** Opening DATA FOR THE TASK block **

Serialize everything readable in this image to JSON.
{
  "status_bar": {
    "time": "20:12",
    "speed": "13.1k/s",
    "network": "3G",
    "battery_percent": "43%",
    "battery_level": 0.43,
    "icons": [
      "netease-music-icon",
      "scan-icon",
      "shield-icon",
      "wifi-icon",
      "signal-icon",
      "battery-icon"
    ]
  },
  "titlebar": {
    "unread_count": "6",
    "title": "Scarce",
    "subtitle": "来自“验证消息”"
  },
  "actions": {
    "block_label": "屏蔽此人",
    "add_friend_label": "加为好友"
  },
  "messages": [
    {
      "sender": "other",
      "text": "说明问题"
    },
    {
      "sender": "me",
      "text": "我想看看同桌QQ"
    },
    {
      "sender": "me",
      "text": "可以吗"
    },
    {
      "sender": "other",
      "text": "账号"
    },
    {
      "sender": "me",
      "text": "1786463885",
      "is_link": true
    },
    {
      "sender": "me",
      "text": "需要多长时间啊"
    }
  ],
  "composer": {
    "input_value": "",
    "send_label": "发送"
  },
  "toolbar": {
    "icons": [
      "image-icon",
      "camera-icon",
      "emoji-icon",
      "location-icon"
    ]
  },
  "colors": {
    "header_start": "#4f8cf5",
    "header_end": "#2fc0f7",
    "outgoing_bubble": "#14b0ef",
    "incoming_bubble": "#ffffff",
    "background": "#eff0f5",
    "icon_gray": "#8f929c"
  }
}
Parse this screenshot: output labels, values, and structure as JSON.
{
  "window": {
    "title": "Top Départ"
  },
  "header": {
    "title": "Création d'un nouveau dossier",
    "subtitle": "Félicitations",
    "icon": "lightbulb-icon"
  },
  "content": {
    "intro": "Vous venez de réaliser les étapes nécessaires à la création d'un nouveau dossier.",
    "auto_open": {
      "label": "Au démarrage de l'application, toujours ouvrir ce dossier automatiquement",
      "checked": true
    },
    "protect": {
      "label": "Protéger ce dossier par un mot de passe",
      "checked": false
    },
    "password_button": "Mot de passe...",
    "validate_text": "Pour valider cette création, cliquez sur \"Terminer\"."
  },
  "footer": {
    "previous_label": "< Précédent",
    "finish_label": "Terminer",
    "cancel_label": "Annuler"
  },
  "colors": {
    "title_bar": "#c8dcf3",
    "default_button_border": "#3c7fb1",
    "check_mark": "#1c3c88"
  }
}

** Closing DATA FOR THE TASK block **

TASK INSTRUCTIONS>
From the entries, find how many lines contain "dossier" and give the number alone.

SOLUTION FOR THIS TASK>
4